The thought of some verdant green moss peeking from the shingles of your roof may seem a quaint, maybe even charming. But it’s actually a sign of major trouble to come. Moss can cause the shingles to lift or curl, which makes them more likely to blow off during a storm. Moss can even force its way in between the shingles and cause them to separate, allowing water into your home. If moss is left alone too long it will grow roots into the shingles. When the moss is removed if can also remove the rocky, granulated protective surfacing from your shingles. These shingle areas will need to be replaced as the granulated surfacing protects the asphalt in your shingles from the damaging UV rays.
Algae isn’t as damaging to shingles, but it gives them a blackened, streaky discoloration that no homeowner wants to see. Algae begins as microscopic, invisible spots which quickly grown into larger problems, so it’s key to regularly maintain your roof to keep it from spreading.
Both moss and algae can reduce the effectiveness of heat-reflective roofs, as they’ll cover up the cooling surfaces and absorb heat. And they make roof surfaces slippery and potentially dangerous to work on, so you’ll want to be alert no matter what type of roof you have.
Treatments for Your Roof
As mentioned above, regular preventative maintenance is the only way to fully protect your roof from these invasive plants. This usually involves spraying down the roof with an eco friendly chemical treatment to kill off any spores that have found their way up there, before they can grow into problems.
While diluted bleach will definitely get the job done, you may want to skew to something with less of a harsh impact on the environment (which includes your yard, garden, and any other greenery that may be impacted as this stuff washes off of your roof). We use the eco-friendly Roof Wash to get rid of moss and algae without harming the rest of your property, or the planet.
If you have an existing moss or algae problem, one treatment should do the trick—the plants will die, and it’ll just take a few rounds of rinses (or a good rainstorm) to wash them away. Stubborn cases may take another round or two of treatment, but you’ll want to resist the urge to power-wash your roof (especially asphalt shingles) as this will cause more damage than good.
Treating your roof for moss and algae is something you can do yourself if you’re comfortable working at heights. It’s also a service qualified roofing professionals are happy to provide.
Other steps you can take to reduce the risk of moss or algae growing on your roof:
- Keep your roof clear of debris, and trim overhanging branches to help your roof dry quickly
- Keep your gutters clean so your roof drains properly
- If you’re replacing your roof, consider using algae-resistant materials which are becoming more widely available

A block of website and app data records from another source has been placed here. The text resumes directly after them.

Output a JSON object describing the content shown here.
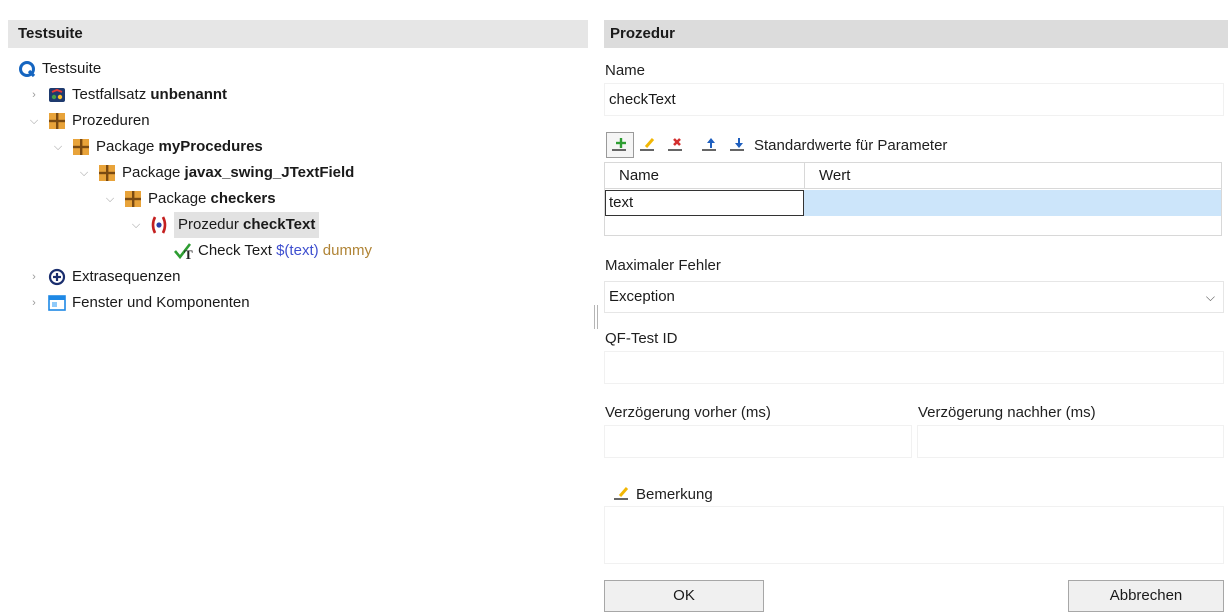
{
  "left": {
    "header": "Testsuite",
    "tree": [
      {
        "prefix": "Testsuite",
        "bold": "",
        "suffix_var": "",
        "suffix_dummy": "",
        "icon": "qftest-logo-icon"
      },
      {
        "prefix": "Testfallsatz ",
        "bold": "unbenannt",
        "icon": "testcase-set-icon"
      },
      {
        "prefix": "Prozeduren",
        "bold": "",
        "icon": "package-icon"
      },
      {
        "prefix": "Package ",
        "bold": "myProcedures",
        "icon": "package-icon"
      },
      {
        "prefix": "Package ",
        "bold": "javax_swing_JTextField",
        "icon": "package-icon"
      },
      {
        "prefix": "Package ",
        "bold": "checkers",
        "icon": "package-icon"
      },
      {
        "prefix": "Prozedur ",
        "bold": "checkText",
        "icon": "procedure-icon"
      },
      {
        "prefix": "Check Text ",
        "var": "$(text)",
        "dummy": " dummy",
        "icon": "check-icon"
      },
      {
        "prefix": "Extrasequenzen",
        "bold": "",
        "icon": "extras-icon"
      },
      {
        "prefix": "Fenster und Komponenten",
        "bold": "",
        "icon": "window-icon"
      }
    ]
  },
  "right": {
    "header": "Prozedur",
    "name_label": "Name",
    "name_value": "checkText",
    "params_label": "Standardwerte für Parameter",
    "table": {
      "columns": [
        "Name",
        "Wert"
      ],
      "rows": [
        {
          "name": "text",
          "value": ""
        }
      ]
    },
    "max_error_label": "Maximaler Fehler",
    "max_error_value": "Exception",
    "qf_id_label": "QF-Test ID",
    "delay_before_label": "Verzögerung vorher (ms)",
    "delay_after_label": "Verzögerung nachher (ms)",
    "comment_label": "Bemerkung",
    "ok_label": "OK",
    "cancel_label": "Abbrechen"
  },
  "colors": {
    "selection": "#cce5fa",
    "package_orange": "#e8a33a",
    "procedure_red": "#c42020",
    "var_blue": "#3e4fcf",
    "dummy_brown": "#b08436",
    "logo_blue": "#1565c0"
  }
}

Moss and algae can cause serious problems for a roof, but with regular maintenance they’re an easy problem to avoid. If you see them blooming on roofs in your neighborhood, let your neighbors know how easy it is to deal with before it starts to spread!